• [ABOUT THIS TASK]:
With nothing added or left out, output the listing that follows.
....
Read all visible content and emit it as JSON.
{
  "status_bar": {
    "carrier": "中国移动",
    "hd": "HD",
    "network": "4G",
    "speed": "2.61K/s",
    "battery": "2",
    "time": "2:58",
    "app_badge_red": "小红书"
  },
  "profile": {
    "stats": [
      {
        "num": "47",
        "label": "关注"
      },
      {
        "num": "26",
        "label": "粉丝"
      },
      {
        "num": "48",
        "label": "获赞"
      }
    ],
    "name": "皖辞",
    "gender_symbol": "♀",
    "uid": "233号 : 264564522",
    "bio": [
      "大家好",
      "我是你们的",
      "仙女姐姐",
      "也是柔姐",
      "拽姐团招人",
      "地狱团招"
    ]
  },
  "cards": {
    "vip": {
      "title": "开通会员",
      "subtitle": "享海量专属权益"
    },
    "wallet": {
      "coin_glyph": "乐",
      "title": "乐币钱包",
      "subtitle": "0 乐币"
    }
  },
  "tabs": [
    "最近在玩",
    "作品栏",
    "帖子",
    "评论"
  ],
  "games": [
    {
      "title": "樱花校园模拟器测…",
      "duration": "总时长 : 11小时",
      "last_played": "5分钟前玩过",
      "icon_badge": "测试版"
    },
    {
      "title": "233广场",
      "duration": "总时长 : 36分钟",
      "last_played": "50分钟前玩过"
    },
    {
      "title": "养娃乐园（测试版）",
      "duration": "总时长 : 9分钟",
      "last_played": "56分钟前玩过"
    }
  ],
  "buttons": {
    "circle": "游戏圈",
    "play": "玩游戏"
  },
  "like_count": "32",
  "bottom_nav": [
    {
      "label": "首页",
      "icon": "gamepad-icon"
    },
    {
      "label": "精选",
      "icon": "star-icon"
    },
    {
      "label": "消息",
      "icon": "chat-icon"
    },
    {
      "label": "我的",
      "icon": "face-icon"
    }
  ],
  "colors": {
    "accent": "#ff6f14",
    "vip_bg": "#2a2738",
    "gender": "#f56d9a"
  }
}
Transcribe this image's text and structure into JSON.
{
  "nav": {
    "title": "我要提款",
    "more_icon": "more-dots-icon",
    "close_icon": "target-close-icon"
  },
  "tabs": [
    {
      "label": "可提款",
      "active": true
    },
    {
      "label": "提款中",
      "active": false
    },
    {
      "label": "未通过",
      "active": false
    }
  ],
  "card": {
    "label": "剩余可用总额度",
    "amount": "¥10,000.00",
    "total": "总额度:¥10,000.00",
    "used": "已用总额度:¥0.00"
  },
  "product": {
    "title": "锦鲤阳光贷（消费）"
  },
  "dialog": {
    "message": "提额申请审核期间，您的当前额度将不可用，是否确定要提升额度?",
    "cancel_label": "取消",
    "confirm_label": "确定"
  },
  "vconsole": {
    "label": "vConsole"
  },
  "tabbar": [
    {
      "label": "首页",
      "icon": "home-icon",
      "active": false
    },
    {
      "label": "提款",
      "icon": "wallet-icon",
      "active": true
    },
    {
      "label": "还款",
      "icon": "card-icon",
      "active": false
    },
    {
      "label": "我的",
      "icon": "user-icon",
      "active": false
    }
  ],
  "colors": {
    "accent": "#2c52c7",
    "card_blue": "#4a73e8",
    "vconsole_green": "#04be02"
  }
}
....
• [ANSWER SECTION]:
Read all visible content and emit it as JSON.
{
  "status_bar": {
    "carrier": "中国移动",
    "hd": "HD",
    "network": "4G",
    "speed": "2.61K/s",
    "battery": "2",
    "time": "2:58",
    "app_badge_red": "小红书"
  },
  "profile": {
    "stats": [
      {
        "num": "47",
        "label": "关注"
      },
      {
        "num": "26",
        "label": "粉丝"
      },
      {
        "num": "48",
        "label": "获赞"
      }
    ],
    "name": "皖辞",
    "gender_symbol": "♀",
    "uid": "233号 : 264564522",
    "bio": [
      "大家好",
      "我是你们的",
      "仙女姐姐",
      "也是柔姐",
      "拽姐团招人",
      "地狱团招"
    ]
  },
  "cards": {
    "vip": {
      "title": "开通会员",
      "subtitle": "享海量专属权益"
    },
    "wallet": {
      "coin_glyph": "乐",
      "title": "乐币钱包",
      "subtitle": "0 乐币"
    }
  },
  "tabs": [
    "最近在玩",
    "作品栏",
    "帖子",
    "评论"
  ],
  "games": [
    {
      "title": "樱花校园模拟器测…",
      "duration": "总时长 : 11小时",
      "last_played": "5分钟前玩过",
      "icon_badge": "测试版"
    },
    {
      "title": "233广场",
      "duration": "总时长 : 36分钟",
      "last_played": "50分钟前玩过"
    },
    {
      "title": "养娃乐园（测试版）",
      "duration": "总时长 : 9分钟",
      "last_played": "56分钟前玩过"
    }
  ],
  "buttons": {
    "circle": "游戏圈",
    "play": "玩游戏"
  },
  "like_count": "32",
  "bottom_nav": [
    {
      "label": "首页",
      "icon": "gamepad-icon"
    },
    {
      "label": "精选",
      "icon": "star-icon"
    },
    {
      "label": "消息",
      "icon": "chat-icon"
    },
    {
      "label": "我的",
      "icon": "face-icon"
    }
  ],
  "colors": {
    "accent": "#ff6f14",
    "vip_bg": "#2a2738",
    "gender": "#f56d9a"
  }
}
Transcribe this image's text and structure into JSON.
{
  "nav": {
    "title": "我要提款",
    "more_icon": "more-dots-icon",
    "close_icon": "target-close-icon"
  },
  "tabs": [
    {
      "label": "可提款",
      "active": true
    },
    {
      "label": "提款中",
      "active": false
    },
    {
      "label": "未通过",
      "active": false
    }
  ],
  "card": {
    "label": "剩余可用总额度",
    "amount": "¥10,000.00",
    "total": "总额度:¥10,000.00",
    "used": "已用总额度:¥0.00"
  },
  "product": {
    "title": "锦鲤阳光贷（消费）"
  },
  "dialog": {
    "message": "提额申请审核期间，您的当前额度将不可用，是否确定要提升额度?",
    "cancel_label": "取消",
    "confirm_label": "确定"
  },
  "vconsole": {
    "label": "vConsole"
  },
  "tabbar": [
    {
      "label": "首页",
      "icon": "home-icon",
      "active": false
    },
    {
      "label": "提款",
      "icon": "wallet-icon",
      "active": true
    },
    {
      "label": "还款",
      "icon": "card-icon",
      "active": false
    },
    {
      "label": "我的",
      "icon": "user-icon",
      "active": false
    }
  ],
  "colors": {
    "accent": "#2c52c7",
    "card_blue": "#4a73e8",
    "vconsole_green": "#04be02"
  }
}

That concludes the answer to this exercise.